Original Medicare provides fairly comprehensive coverage, but it does not pay for outpatient prescription drugs. Some Medicare beneficiaries have supplemental prescription coverage as part of an employer-sponsored plan, including retiree plans. But unless a person has employer-sponsored drug coverage that’s at least as good as Medicare Part D coverage, they’ll need to obtain either a stand-alone Medicare Part D plan, or purchase a Medicare Advantage plan that includes Part D prescription drug coverage.

In 2019, there are 30 stand-alone Part D plans for sale in Pennsylvania, with premiums that range from about $15 to $156/month.

As of late 2018, there were 1,120,464 Medicare beneficiaries in Pennsylvania with stand-alone Part D coverage, and another 962,112 had Part D coverage integrated with Medicare Advantage plans.

Medicare spending in Pennsylvania

In 2016, Original Medicare spent an average of $9,714 per Pennsylvania beneficiary, with the data standardized to account for regional differences in payment rates (the data did not include costs for Medicare Advantage enrollees).

Nationwide, average per beneficiary Original Medicare spending was $9,533 per enrollee, so Medicare spending in Pennsylvania was about 2 percent higher than average. On the ends of the spectrum, there were three states (Florida, Louisiana, and Texas) where Original Medicare’s per-beneficiary spending was more than $11,000, while in Hawaii it was just $6,441.

You can read more about Medicare in Pennsylvania in our state Medicare guide.

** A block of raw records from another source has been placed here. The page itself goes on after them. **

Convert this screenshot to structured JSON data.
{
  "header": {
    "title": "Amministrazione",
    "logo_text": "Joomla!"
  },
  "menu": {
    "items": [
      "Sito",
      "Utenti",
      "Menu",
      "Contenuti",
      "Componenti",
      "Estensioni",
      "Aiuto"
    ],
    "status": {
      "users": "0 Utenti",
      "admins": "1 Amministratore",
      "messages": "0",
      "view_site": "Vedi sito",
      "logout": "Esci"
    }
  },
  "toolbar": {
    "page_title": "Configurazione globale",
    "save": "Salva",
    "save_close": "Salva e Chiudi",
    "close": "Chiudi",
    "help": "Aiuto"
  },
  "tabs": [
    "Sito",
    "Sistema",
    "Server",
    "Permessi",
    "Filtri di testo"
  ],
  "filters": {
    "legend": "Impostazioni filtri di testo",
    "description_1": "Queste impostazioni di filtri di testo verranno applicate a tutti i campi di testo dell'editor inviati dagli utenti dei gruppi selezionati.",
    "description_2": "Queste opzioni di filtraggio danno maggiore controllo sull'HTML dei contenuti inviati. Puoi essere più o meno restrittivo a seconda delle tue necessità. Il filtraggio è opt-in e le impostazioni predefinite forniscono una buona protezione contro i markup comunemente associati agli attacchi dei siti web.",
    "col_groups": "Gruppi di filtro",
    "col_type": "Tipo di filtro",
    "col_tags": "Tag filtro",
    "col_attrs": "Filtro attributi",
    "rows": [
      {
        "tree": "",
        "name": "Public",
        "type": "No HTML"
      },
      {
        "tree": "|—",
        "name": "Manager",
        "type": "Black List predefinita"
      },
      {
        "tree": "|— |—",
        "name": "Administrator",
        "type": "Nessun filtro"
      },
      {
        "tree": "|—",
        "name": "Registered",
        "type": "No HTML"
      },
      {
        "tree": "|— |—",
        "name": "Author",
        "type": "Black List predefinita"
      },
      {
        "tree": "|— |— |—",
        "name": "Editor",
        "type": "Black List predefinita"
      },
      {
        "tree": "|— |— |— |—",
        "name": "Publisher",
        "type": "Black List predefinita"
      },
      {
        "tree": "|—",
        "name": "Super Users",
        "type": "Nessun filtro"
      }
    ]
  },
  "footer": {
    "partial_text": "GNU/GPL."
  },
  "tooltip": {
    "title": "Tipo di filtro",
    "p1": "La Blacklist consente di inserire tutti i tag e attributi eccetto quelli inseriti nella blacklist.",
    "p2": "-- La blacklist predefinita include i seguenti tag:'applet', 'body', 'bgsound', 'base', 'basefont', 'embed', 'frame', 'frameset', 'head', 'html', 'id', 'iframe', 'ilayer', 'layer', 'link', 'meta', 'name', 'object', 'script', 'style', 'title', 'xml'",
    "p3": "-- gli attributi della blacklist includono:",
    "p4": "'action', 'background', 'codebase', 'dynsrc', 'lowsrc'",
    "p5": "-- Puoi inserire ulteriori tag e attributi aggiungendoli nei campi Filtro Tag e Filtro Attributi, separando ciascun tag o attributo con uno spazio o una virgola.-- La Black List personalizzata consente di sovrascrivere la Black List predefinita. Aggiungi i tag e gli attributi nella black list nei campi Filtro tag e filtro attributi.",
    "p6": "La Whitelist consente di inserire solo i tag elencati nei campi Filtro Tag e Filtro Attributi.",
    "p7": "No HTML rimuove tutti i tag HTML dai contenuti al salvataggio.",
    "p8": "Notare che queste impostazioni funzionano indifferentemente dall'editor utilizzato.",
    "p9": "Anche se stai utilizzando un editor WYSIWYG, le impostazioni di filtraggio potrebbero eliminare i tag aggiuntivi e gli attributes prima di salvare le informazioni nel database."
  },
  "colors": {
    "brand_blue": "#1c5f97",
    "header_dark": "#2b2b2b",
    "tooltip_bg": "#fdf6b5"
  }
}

You can also contact APPRISE, Pennsylvania’s State Health Insurance Assistance Program (SHIP), with questions related to Medicare coverage in Pennsylvania.


Louise Norris is an individual health insurance broker who has been writing about health insurance and health reform since 2006. She has written dozens of opinions and educational pieces about the Affordable Care Act for healthinsurance.org. Her state health exchange updates are regularly cited by media who cover health reform and by other health insurance experts.